Above that is the 450, powered by a new 3.0-litre in-line six-cylinder biturbo petrol engine with 367PS, featuring Mercedes-Benz’s EQ boost technology, consisting of a 48 volt starter generator and lithium-ion battery. This adds in extra power (250Nm and 22PS) when needed.

Despite all those impressive figures, the 450 is never that responsive, certainly not in the same way a BMW 640i Gran Turismo is. It's not slow, but doesn't feel as rapid as the numbers suggest.

If it's performance you want, there's the AMG CLS 53. This uses the same EQ Boost as the 450 but with power upped to 435PS with maximum torque of 520Nm. 

Engine MPG 0-62 CO2
AMG CLS 53 32 mpg 4.5 s 203 g/km
CLS 300 d - - 142 g/km
CLS 350 40 mpg 6.0 s 162 g/km
CLS 350 d 4Matic 50 mpg 5.7 s 156 g/km
CLS 400 d 4Matic 47 mpg 5.0 s 156 g/km
CLS 450 4Matic 35 mpg 4.8 s 184 g/km

Real MPG average for a Mercedes-Benz CLS (2018)

Real MPG was created following thousands of readers telling us that their cars could not match the official figures.

Real MPG gives real world data from drivers like you to show how much fuel a vehicle really uses.

Average performance


Real MPG

30–60 mpg

MPGs submitted

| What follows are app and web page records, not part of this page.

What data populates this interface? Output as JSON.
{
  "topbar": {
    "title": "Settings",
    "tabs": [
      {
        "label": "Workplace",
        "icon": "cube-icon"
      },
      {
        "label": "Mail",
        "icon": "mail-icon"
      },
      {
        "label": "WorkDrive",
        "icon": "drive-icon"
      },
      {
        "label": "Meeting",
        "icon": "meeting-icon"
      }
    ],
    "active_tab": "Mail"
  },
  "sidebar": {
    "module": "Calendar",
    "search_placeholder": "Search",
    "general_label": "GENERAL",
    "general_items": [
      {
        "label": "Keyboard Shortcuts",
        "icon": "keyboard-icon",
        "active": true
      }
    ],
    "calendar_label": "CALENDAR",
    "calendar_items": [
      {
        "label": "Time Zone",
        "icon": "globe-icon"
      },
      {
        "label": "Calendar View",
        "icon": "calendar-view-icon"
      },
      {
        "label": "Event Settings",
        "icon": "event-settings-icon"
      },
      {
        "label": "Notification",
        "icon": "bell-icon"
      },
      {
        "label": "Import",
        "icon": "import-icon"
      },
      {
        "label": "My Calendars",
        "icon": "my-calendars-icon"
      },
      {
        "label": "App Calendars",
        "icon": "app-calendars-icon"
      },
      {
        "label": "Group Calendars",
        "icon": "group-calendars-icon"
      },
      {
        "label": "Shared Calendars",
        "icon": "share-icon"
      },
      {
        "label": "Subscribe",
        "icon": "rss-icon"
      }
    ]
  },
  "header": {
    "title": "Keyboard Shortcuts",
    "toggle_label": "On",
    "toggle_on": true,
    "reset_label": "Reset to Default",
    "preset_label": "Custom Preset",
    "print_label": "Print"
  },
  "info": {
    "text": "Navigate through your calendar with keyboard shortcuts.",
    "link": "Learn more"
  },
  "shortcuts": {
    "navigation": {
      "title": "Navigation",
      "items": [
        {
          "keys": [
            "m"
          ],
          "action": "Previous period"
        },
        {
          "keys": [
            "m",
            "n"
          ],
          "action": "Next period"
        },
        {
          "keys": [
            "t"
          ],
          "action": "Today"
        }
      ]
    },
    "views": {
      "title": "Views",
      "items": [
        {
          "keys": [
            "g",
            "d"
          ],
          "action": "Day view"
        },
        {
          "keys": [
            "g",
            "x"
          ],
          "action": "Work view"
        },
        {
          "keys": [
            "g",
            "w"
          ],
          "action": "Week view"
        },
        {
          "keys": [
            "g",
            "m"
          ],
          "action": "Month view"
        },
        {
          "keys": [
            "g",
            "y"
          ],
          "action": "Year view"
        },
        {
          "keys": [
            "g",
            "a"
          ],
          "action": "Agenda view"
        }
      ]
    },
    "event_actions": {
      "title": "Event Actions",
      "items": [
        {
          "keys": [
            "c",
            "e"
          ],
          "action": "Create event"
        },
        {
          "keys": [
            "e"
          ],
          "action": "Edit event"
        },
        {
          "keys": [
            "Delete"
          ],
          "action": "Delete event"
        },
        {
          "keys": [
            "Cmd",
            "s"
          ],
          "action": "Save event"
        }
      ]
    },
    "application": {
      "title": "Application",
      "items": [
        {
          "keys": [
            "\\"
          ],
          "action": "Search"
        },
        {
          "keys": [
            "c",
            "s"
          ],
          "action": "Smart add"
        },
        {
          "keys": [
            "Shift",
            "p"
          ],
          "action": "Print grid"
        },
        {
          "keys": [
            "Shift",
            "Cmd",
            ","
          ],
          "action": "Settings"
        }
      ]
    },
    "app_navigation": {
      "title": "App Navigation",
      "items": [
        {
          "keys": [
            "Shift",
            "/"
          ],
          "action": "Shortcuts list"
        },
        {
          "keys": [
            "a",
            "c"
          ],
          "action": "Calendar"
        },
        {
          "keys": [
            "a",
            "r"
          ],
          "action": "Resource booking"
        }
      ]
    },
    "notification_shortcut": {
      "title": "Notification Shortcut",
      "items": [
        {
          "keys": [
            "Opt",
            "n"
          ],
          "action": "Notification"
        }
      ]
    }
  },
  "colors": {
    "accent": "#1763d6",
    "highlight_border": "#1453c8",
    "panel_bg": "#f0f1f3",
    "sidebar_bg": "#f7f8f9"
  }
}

Diesel or petrol? If you're unsure whether to go for a petrol or diesel (or even an electric model if it's available), then you need our Petrol or Diesel? calculator. It does the maths on petrols, diesels and electric cars to show which is best suited to you.